The theatre company’s stars Lucy Lawless as Kelly, Amanda Billing as Hart and Shane Cortese as the lawyer Billy Flynn, who works the system to get the women released and make money and a name. Hurst believes Flynn is the most corrupt character because he sought to manipulate justice for his own ends; the women were making the most of the little they had.
Is it a feminist piece? ‘‘ That’s an interesting question, but no, I don’t think so,’’ says Hurst. ‘‘The women were certainly very strong in many respects but they were at the mercy of circumstances and those around them. It makes it very cynical.’’
He has never sat all the way through the 2002 film, with Renee Zellweger, Richard Gere and Catherine Zeta- Jones in the lead roles, so it hasn’t influenced him. Lawless starred as prison warden extraordinaire Mama Morton in a Hollywood Bowl version of the show which was directed by Brooke Shields and starred Stephen Moyer and Ashlee Simpson.
‘‘There’s an audience of 15,000- 16,000 people and when you step out, there’s a wall of people in front of you but they still feel very close and present so your adrenalin levels go through the roof,’’ says Lawless.
‘‘You’re fitting into something with a huge history and every character has an equally huge tradition. It’s very specific; everything has to be done just so but what we’re working on here i s not museum theatre. It’s a re- imagining and that’s very exciting.’’
Hurst, McCullagh and musical director John Gibson were keen to jazz up the musical, with Gibson telling Hurst he’d do it only if they could come up with a more contemporary approach.
They opted to stage the play in the round, with the audience surrounding the 4.3m-wide stage, cast some male dancers to play female roles, and strip back the set.
Getting 14 cast members on a small stage has meant some innovative and creative thinking for McCullagh, who is working with dancers as well as actors. She says it helped that Hurst had a definite vision and comprehensive plan for the show because she could work on finding a movement language which would match this as well as the abilities of all players.
‘‘We bounce off each other very well and because Michael has such clear ideas, it makes my job much easier.
‘‘When you’ve got ‘creative challenges’ to solve, it leads you into doing some really exciting stuff.
‘‘Bob Fosse [who directed and choreographed the original Broadway production in 1975] imprinted a new way of moving which became very famous. We thought there was no point in trying to recreate what he had done. Beside, we’re making this show for New Zealand in 2013 so the movements are inspired by when and where we are and there are some surprising references in there.’’
If Hurst feels nervous about his grittier and darker approach, he watches YouTube clips of shows.
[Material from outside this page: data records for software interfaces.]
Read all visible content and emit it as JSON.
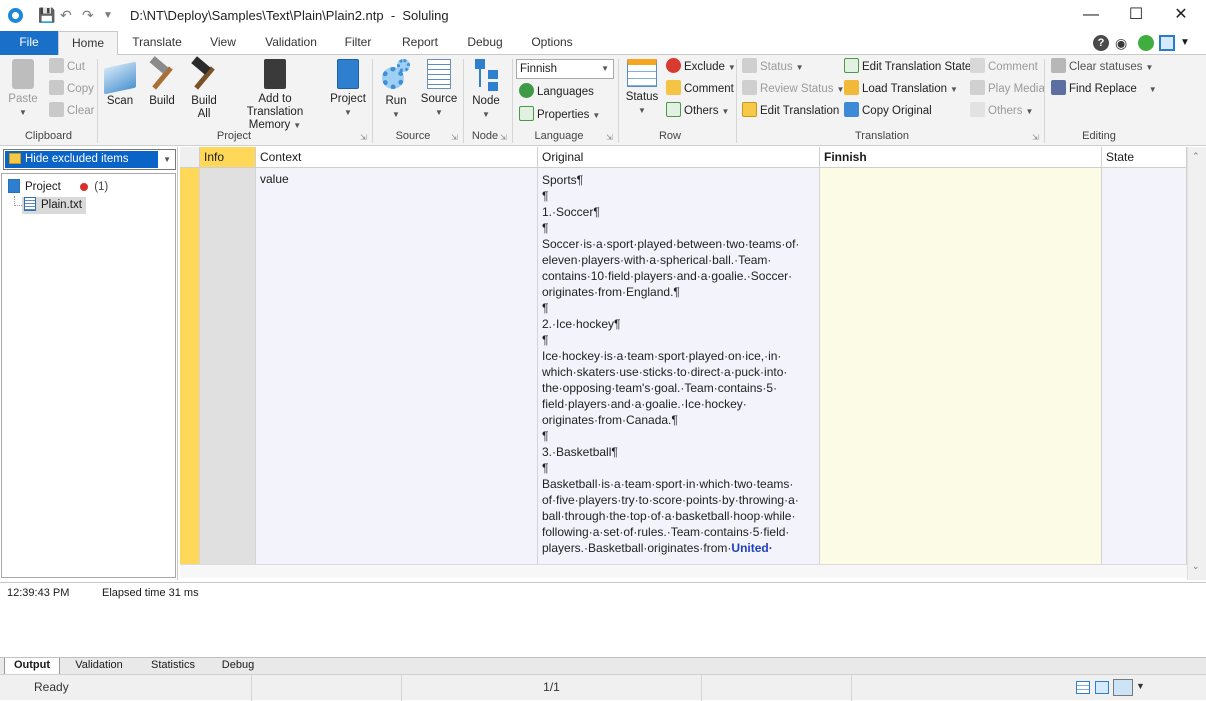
{
  "window": {
    "title": "D:\\NT\\Deploy\\Samples\\Text\\Plain\\Plain2.ntp  -  Soluling",
    "minimize": "—",
    "maximize": "☐",
    "close": "✕"
  },
  "ribbon_tabs": [
    "File",
    "Home",
    "Translate",
    "View",
    "Validation",
    "Filter",
    "Report",
    "Debug",
    "Options"
  ],
  "clipboard": {
    "paste": "Paste",
    "cut": "Cut",
    "copy": "Copy",
    "clear": "Clear",
    "label": "Clipboard"
  },
  "project": {
    "scan": "Scan",
    "build": "Build",
    "build_all_1": "Build",
    "build_all_2": "All",
    "add_tm_1": "Add to Translation",
    "add_tm_2": "Memory",
    "project": "Project",
    "label": "Project"
  },
  "source": {
    "run": "Run",
    "source": "Source",
    "label": "Source"
  },
  "node": {
    "node": "Node",
    "label": "Node"
  },
  "language": {
    "selected": "Finnish",
    "languages": "Languages",
    "properties": "Properties",
    "label": "Language"
  },
  "row": {
    "status": "Status",
    "exclude": "Exclude",
    "comment": "Comment",
    "others": "Others",
    "label": "Row"
  },
  "translation": {
    "status": "Status",
    "review_status": "Review Status",
    "edit_translation": "Edit Translation",
    "edit_translation_state": "Edit Translation State",
    "load_translation": "Load Translation",
    "copy_original": "Copy Original",
    "comment": "Comment",
    "play_media": "Play Media",
    "others": "Others",
    "label": "Translation"
  },
  "editing": {
    "clear_statuses": "Clear statuses",
    "find_replace": "Find Replace",
    "label": "Editing"
  },
  "left_pane": {
    "filter": "Hide excluded items",
    "tree_project": "Project",
    "tree_count": "(1)",
    "tree_file": "Plain.txt"
  },
  "grid": {
    "headers": {
      "info": "Info",
      "context": "Context",
      "original": "Original",
      "finnish": "Finnish",
      "state": "State"
    },
    "row": {
      "context": "value",
      "original": "Sports¶\n¶\n1.·Soccer¶\n¶\nSoccer·is·a·sport·played·between·two·teams·of·\neleven·players·with·a·spherical·ball.·Team·\ncontains·10·field·players·and·a·goalie.·Soccer·\noriginates·from·England.¶\n¶\n2.·Ice·hockey¶\n¶\nIce·hockey·is·a·team·sport·played·on·ice,·in·\nwhich·skaters·use·sticks·to·direct·a·puck·into·\nthe·opposing·team's·goal.·Team·contains·5·\nfield·players·and·a·goalie.·Ice·hockey·\noriginates·from·Canada.¶\n¶\n3.·Basketball¶\n¶\nBasketball·is·a·team·sport·in·which·two·teams·\nof·five·players·try·to·score·points·by·throwing·a·\nball·through·the·top·of·a·basketball·hoop·while·\nfollowing·a·set·of·rules.·Team·contains·5·field·\nplayers.·Basketball·originates·from·",
      "original_highlight": "United·"
    }
  },
  "output": {
    "time": "12:39:43 PM",
    "message": "Elapsed time 31 ms"
  },
  "bottom_tabs": [
    "Output",
    "Validation",
    "Statistics",
    "Debug"
  ],
  "statusbar": {
    "state": "Ready",
    "page": "1/1"
  }
}
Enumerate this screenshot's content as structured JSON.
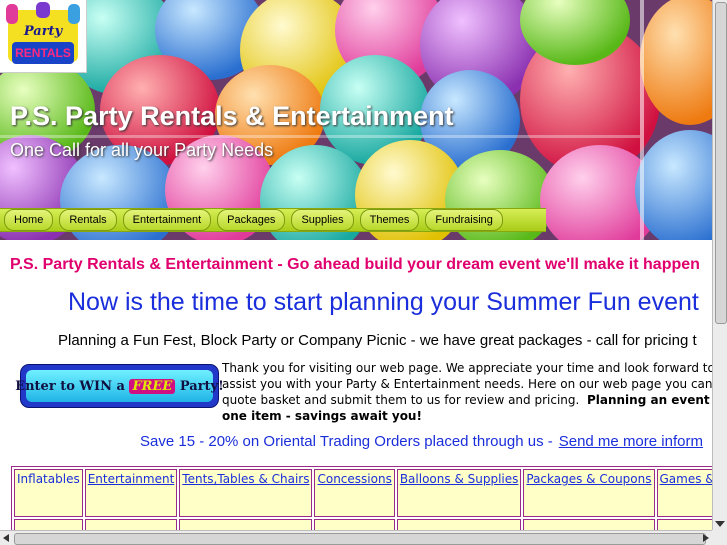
{
  "logo": {
    "text_line1": "Party",
    "text_line2": "RENTALS"
  },
  "header": {
    "title": "P.S. Party Rentals & Entertainment",
    "tagline": "One Call for all your Party Needs"
  },
  "nav": {
    "items": [
      {
        "label": "Home"
      },
      {
        "label": "Rentals"
      },
      {
        "label": "Entertainment"
      },
      {
        "label": "Packages"
      },
      {
        "label": "Supplies"
      },
      {
        "label": "Themes"
      },
      {
        "label": "Fundraising"
      }
    ]
  },
  "main": {
    "headline_pink": "P.S. Party Rentals & Entertainment - Go ahead build your dream event we'll make it happen",
    "headline_blue": "Now is the time to start planning your Summer Fun event",
    "planning_line": "Planning a Fun Fest, Block Party or Company Picnic - we have great packages - call for pricing t",
    "win_badge": {
      "pre": "Enter to WIN a",
      "free": "FREE",
      "post": "Party!"
    },
    "intro": {
      "line1": "Thank you for visiting our web page.  We appreciate your time and look forward to bein",
      "line2": "assist you with your Party & Entertainment needs.  Here on our web page you can add",
      "line3_plain": "quote basket and submit them to us for review and pricing.",
      "line3_bold": "Planning an event with",
      "line4_bold": "one item - savings await you!"
    },
    "save_text": "Save 15 - 20% on Oriental Trading Orders placed through us -",
    "save_link": "Send me more inform"
  },
  "categories": [
    {
      "label": "Inflatables",
      "link": false
    },
    {
      "label": "Entertainment",
      "link": true
    },
    {
      "label": "Tents,Tables  & Chairs",
      "link": true
    },
    {
      "label": "Concessions",
      "link": true
    },
    {
      "label": "Balloons & Supplies",
      "link": true
    },
    {
      "label": " Packages & Coupons",
      "link": true
    },
    {
      "label": "Games &",
      "link": true
    }
  ],
  "colors": {
    "pink_headline": "#e0006e",
    "blue_text": "#1a2edb",
    "nav_green": "#b8d82a",
    "table_cell_bg": "#ffffc8",
    "table_border": "#9a2a8a"
  }
}
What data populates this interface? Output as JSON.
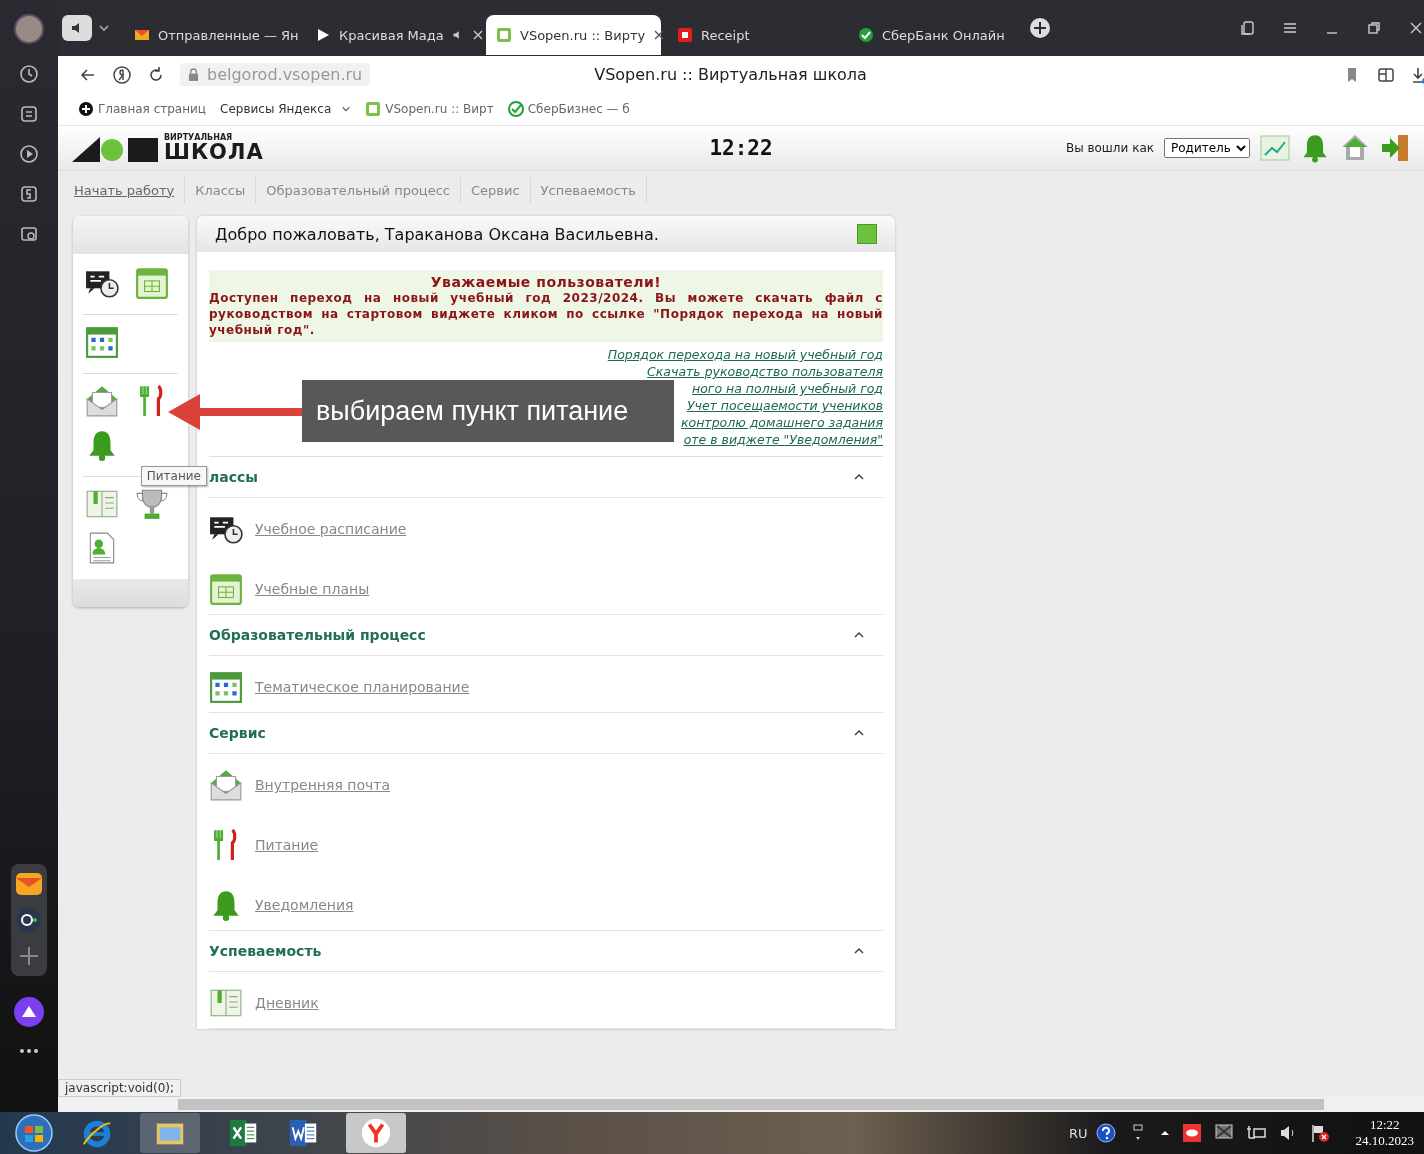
{
  "browser": {
    "tabs": [
      {
        "label": "Отправленные — Ян",
        "kind": "mail",
        "selected": false
      },
      {
        "label": "Красивая Мада",
        "kind": "video",
        "selected": false
      },
      {
        "label": "VSopen.ru :: Вирту",
        "kind": "site",
        "selected": true
      },
      {
        "label": "Receipt",
        "kind": "receipt",
        "selected": false
      },
      {
        "label": "СберБанк Онлайн",
        "kind": "sber",
        "selected": false
      }
    ],
    "url": "belgorod.vsopen.ru",
    "page_title": "VSopen.ru :: Виртуальная школа",
    "bookmarks": [
      {
        "label": "Главная страниц",
        "kind": "home"
      },
      {
        "label": "Сервисы Яндекса",
        "kind": "menu"
      },
      {
        "label": "VSopen.ru :: Вирт",
        "kind": "site"
      },
      {
        "label": "СберБизнес — б",
        "kind": "sber"
      }
    ],
    "status_text": "javascript:void(0);"
  },
  "site": {
    "logo": {
      "caption": "ВИРТУАЛЬНАЯ",
      "name": "ШКОЛА"
    },
    "clock": "12:22",
    "login_label": "Вы вошли как",
    "role": "Родитель",
    "nav": [
      {
        "label": "Начать работу",
        "selected": true
      },
      {
        "label": "Классы",
        "selected": false
      },
      {
        "label": "Образовательный процесс",
        "selected": false
      },
      {
        "label": "Сервис",
        "selected": false
      },
      {
        "label": "Успеваемость",
        "selected": false
      }
    ],
    "welcome": "Добро пожаловать, Тараканова Оксана Васильевна.",
    "notice": {
      "title": "Уважаемые пользователи!",
      "text": "Доступен переход на новый учебный год 2023/2024. Вы можете скачать файл с руководством на стартовом виджете кликом по ссылке \"Порядок перехода на новый учебный год\"."
    },
    "links": [
      "Порядок перехода на новый учебный год",
      "Скачать руководство пользователя",
      "ного на полный учебный год",
      "Учет посещаемости учеников",
      "контролю домашнего задания",
      "оте в виджете \"Уведомления\""
    ],
    "tooltip": "Питание",
    "sections": [
      {
        "title": "лассы",
        "expanded": true,
        "items": [
          {
            "label": "Учебное расписание",
            "kind": "schedule"
          },
          {
            "label": "Учебные планы",
            "kind": "calendar"
          }
        ]
      },
      {
        "title": "Образовательный процесс",
        "expanded": true,
        "items": [
          {
            "label": "Тематическое планирование",
            "kind": "planner"
          }
        ]
      },
      {
        "title": "Сервис",
        "expanded": true,
        "items": [
          {
            "label": "Внутренняя почта",
            "kind": "mail"
          },
          {
            "label": "Питание",
            "kind": "food"
          },
          {
            "label": "Уведомления",
            "kind": "bell"
          }
        ]
      },
      {
        "title": "Успеваемость",
        "expanded": true,
        "items": [
          {
            "label": "Дневник",
            "kind": "diary"
          }
        ]
      }
    ]
  },
  "annotation": {
    "text": "выбираем пункт питание"
  },
  "taskbar": {
    "language": "RU",
    "time": "12:22",
    "date": "24.10.2023"
  }
}
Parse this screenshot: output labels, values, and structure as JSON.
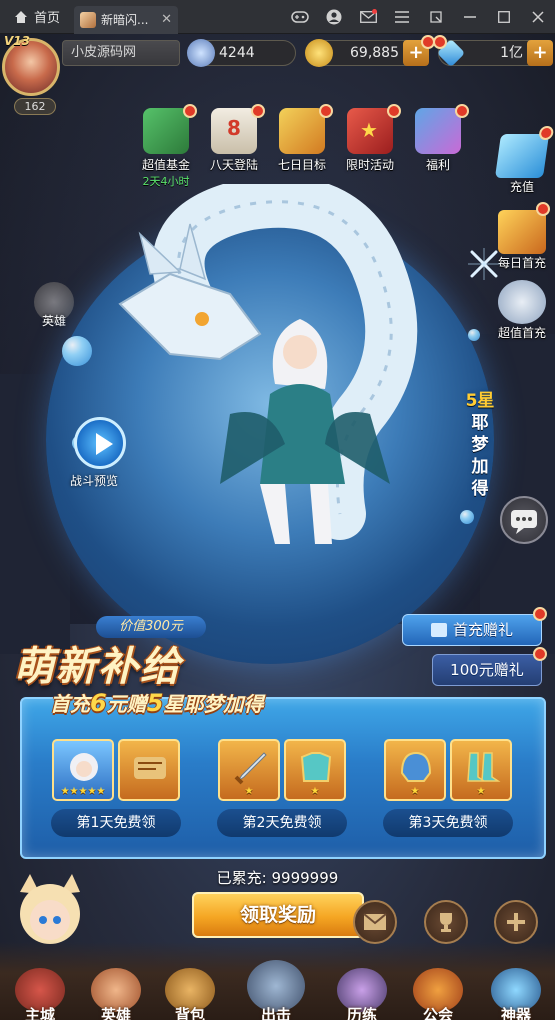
{
  "chrome": {
    "home_label": "首页",
    "tab_title": "新暗闪...",
    "tab_close": "✕",
    "icons": [
      "gamepad-icon",
      "user-icon",
      "mail-icon",
      "menu-icon",
      "restore-icon",
      "minimize-icon",
      "maximize-icon",
      "close-icon"
    ]
  },
  "player": {
    "vip": "V13",
    "level": "162",
    "name": "小皮源码网"
  },
  "resources": {
    "power": "4244",
    "gold": "69,885",
    "diamonds": "1亿"
  },
  "events": [
    {
      "label": "超值基金",
      "sub": "2天4小时"
    },
    {
      "label": "八天登陆",
      "sub": ""
    },
    {
      "label": "七日目标",
      "sub": ""
    },
    {
      "label": "限时活动",
      "sub": ""
    },
    {
      "label": "福利",
      "sub": ""
    }
  ],
  "side": {
    "recharge": "充值",
    "daily": "每日首充",
    "value": "超值首充",
    "hero_left": "英雄"
  },
  "popup": {
    "preview_label": "战斗预览",
    "vertical_star": "5星",
    "vertical_text": [
      "耶",
      "梦",
      "加",
      "得"
    ],
    "price_tag": "价值300元",
    "title": "萌新补给",
    "subtitle_pre": "首充",
    "subtitle_num1": "6",
    "subtitle_mid": "元赠",
    "subtitle_num2": "5",
    "subtitle_end": "星耶梦加得",
    "gift_first": "首充赠礼",
    "gift_100": "100元赠礼",
    "days": [
      {
        "label": "第1天免费领",
        "items": [
          "hero-portrait",
          "scroll-item"
        ]
      },
      {
        "label": "第2天免费领",
        "items": [
          "dagger-item",
          "armor-item"
        ]
      },
      {
        "label": "第3天免费领",
        "items": [
          "helmet-item",
          "boots-item"
        ]
      }
    ],
    "total_label": "已累充: 9999999",
    "claim_label": "领取奖励"
  },
  "nav": [
    {
      "label": "主城"
    },
    {
      "label": "英雄"
    },
    {
      "label": "背包"
    },
    {
      "label": "出击"
    },
    {
      "label": "历练"
    },
    {
      "label": "公会"
    },
    {
      "label": "神器"
    }
  ],
  "colors": {
    "accent_gold": "#f5a623",
    "panel_blue": "#2a7dc9",
    "badge_red": "#e03a28"
  }
}
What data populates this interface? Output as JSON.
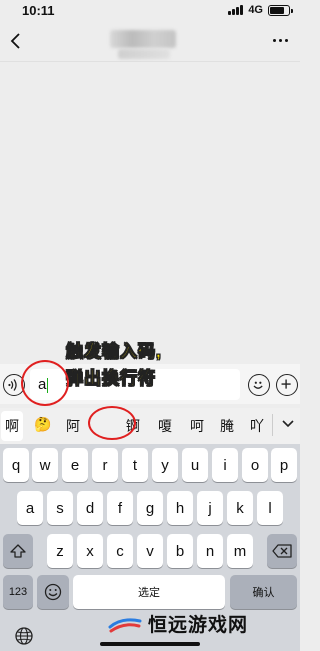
{
  "status": {
    "time": "10:11",
    "network": "4G",
    "battery_level": 0.8
  },
  "nav": {
    "back_icon": "chevron-left-icon",
    "more_icon": "more-dots-icon"
  },
  "input": {
    "value": "a"
  },
  "caption": {
    "line1": "触发输入码,",
    "line2": "弹出换行符"
  },
  "candidates": [
    "啊",
    "🤔",
    "阿",
    "",
    "锕",
    "嗄",
    "呵",
    "腌",
    "吖"
  ],
  "keyboard": {
    "row1": [
      "q",
      "w",
      "e",
      "r",
      "t",
      "y",
      "u",
      "i",
      "o",
      "p"
    ],
    "row2": [
      "a",
      "s",
      "d",
      "f",
      "g",
      "h",
      "j",
      "k",
      "l"
    ],
    "row3": [
      "z",
      "x",
      "c",
      "v",
      "b",
      "n",
      "m"
    ],
    "numbers_label": "123",
    "space_label": "选定",
    "confirm_label": "确认"
  },
  "watermark": {
    "text": "恒远游戏网"
  },
  "colors": {
    "caption": "#ffe600",
    "annotation": "#e02020",
    "cursor": "#1aad19"
  }
}
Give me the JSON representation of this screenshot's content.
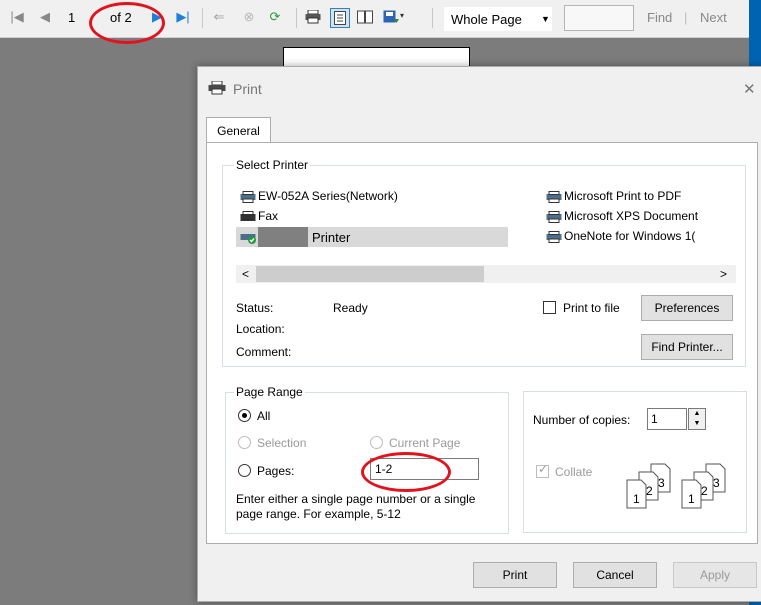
{
  "toolbar": {
    "page_number": "1",
    "page_of": "of 2",
    "zoom_select": "Whole Page",
    "search_value": "",
    "find_label": "Find",
    "separator": "|",
    "next_label": "Next"
  },
  "dialog": {
    "title": "Print",
    "close_glyph": "✕",
    "tab_general": "General",
    "select_printer_group": "Select Printer",
    "printers_left": [
      "EW-052A Series(Network)",
      "Fax",
      "Printer"
    ],
    "printers_right": [
      "Microsoft Print to PDF",
      "Microsoft XPS Document",
      "OneNote for Windows 1("
    ],
    "scroll_left": "<",
    "scroll_right": ">",
    "status_label": "Status:",
    "status_value": "Ready",
    "location_label": "Location:",
    "comment_label": "Comment:",
    "print_to_file_label": "Print to file",
    "preferences_button": "Preferences",
    "find_printer_button": "Find Printer...",
    "page_range_group": "Page Range",
    "range_all": "All",
    "range_selection": "Selection",
    "range_current_page": "Current Page",
    "range_pages": "Pages:",
    "pages_value": "1-2",
    "range_hint_line1": "Enter either a single page number or a single",
    "range_hint_line2": "page range.  For example, 5-12",
    "copies_label": "Number of copies:",
    "copies_value": "1",
    "collate_label": "Collate",
    "print_button": "Print",
    "cancel_button": "Cancel",
    "apply_button": "Apply"
  },
  "colors": {
    "annotation_ring": "#e0141e",
    "selected_printer_bg": "#d9d9d9",
    "accent_blue": "#0063b1"
  }
}
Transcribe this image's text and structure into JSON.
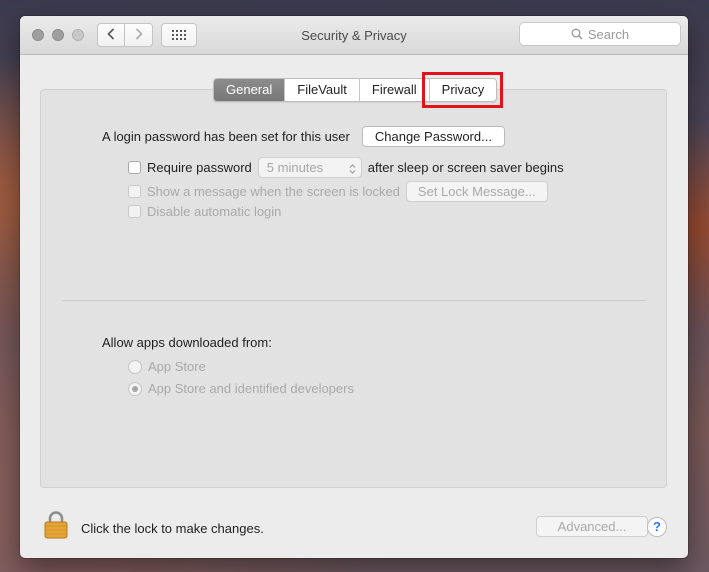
{
  "window": {
    "title": "Security & Privacy",
    "search_placeholder": "Search"
  },
  "tabs": [
    {
      "label": "General",
      "active": true
    },
    {
      "label": "FileVault",
      "active": false
    },
    {
      "label": "Firewall",
      "active": false
    },
    {
      "label": "Privacy",
      "active": false,
      "highlighted": true
    }
  ],
  "general": {
    "login_password_text": "A login password has been set for this user",
    "change_password_label": "Change Password...",
    "require_password": {
      "label": "Require password",
      "checked": false,
      "select_value": "5 minutes",
      "suffix": "after sleep or screen saver begins"
    },
    "show_message": {
      "label": "Show a message when the screen is locked",
      "checked": false,
      "enabled": false,
      "button_label": "Set Lock Message..."
    },
    "disable_auto_login": {
      "label": "Disable automatic login",
      "checked": false,
      "enabled": false
    }
  },
  "allow_apps": {
    "heading": "Allow apps downloaded from:",
    "options": [
      {
        "label": "App Store",
        "selected": false
      },
      {
        "label": "App Store and identified developers",
        "selected": true
      }
    ]
  },
  "footer": {
    "lock_text": "Click the lock to make changes.",
    "advanced_label": "Advanced...",
    "help_label": "?"
  },
  "colors": {
    "active_tab": "#7f7f7f",
    "highlight": "#e0151b",
    "help_blue": "#2f7bf4",
    "lock_gold": "#e6a436"
  }
}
‘‘And that reminds me we are right on track and not to be influenced by what has gone before.
‘‘Will the purists like it? If you asked, ‘ Will people who like theatre enjoy it?’ then yes, because it’s what theatre should be about: surprise and making you sit up and watch. If people want to see the way they know it, they should stay home and rent the film.’’
For more on Lucy’s role as Velma Kelly in Chicago, go to AUSXIP Lucy Lawless Chicago The Musical (Auckland) subsite